### What is being asked:
Across these entries, count the lines holding the string "access"; the number is the whole answer.

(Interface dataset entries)
******************************

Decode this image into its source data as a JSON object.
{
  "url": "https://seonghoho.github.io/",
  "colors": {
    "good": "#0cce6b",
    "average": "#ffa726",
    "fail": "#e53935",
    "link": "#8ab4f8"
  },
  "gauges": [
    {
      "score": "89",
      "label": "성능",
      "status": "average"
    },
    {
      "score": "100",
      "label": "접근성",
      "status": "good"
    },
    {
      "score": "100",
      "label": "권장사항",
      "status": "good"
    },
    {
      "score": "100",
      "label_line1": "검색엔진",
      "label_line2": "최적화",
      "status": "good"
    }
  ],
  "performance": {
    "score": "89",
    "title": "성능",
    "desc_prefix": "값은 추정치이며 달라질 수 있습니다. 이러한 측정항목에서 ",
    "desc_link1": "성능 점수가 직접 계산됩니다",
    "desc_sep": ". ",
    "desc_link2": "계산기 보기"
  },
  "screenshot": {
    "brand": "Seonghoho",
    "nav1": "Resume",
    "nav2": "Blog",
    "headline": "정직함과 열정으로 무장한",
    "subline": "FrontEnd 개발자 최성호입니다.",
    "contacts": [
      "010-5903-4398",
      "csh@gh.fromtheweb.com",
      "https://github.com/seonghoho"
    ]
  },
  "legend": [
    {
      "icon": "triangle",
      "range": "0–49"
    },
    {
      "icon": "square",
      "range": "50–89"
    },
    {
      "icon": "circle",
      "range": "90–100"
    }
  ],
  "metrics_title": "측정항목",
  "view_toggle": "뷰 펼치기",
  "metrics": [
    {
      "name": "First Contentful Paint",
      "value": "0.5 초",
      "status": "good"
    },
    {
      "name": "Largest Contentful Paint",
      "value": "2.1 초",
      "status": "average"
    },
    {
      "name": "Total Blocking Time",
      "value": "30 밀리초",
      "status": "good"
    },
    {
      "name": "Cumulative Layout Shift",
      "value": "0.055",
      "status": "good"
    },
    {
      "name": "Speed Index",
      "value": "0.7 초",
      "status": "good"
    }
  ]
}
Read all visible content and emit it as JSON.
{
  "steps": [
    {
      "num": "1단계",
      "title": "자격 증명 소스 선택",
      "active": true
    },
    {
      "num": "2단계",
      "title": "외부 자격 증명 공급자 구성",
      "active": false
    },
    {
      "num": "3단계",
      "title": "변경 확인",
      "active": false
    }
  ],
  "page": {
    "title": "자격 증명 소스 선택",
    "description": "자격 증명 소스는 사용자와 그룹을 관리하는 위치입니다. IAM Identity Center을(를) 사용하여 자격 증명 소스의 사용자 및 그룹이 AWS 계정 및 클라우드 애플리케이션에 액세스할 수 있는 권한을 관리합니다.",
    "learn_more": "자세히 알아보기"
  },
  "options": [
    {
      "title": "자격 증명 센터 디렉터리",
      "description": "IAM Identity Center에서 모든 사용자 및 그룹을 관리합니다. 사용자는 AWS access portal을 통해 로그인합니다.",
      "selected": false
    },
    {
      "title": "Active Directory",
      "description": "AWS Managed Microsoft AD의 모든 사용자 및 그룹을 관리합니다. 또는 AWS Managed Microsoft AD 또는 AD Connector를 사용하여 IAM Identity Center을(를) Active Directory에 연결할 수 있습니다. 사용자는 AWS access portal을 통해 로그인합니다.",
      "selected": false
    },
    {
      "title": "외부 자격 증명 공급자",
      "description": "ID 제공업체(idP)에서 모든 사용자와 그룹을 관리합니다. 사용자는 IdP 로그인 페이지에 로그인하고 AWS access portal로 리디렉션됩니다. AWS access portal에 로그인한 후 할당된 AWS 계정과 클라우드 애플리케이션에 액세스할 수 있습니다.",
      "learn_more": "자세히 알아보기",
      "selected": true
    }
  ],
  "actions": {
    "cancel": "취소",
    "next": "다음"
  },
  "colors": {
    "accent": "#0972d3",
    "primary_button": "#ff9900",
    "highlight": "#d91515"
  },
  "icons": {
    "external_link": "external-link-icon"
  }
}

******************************

### Exercise result:
3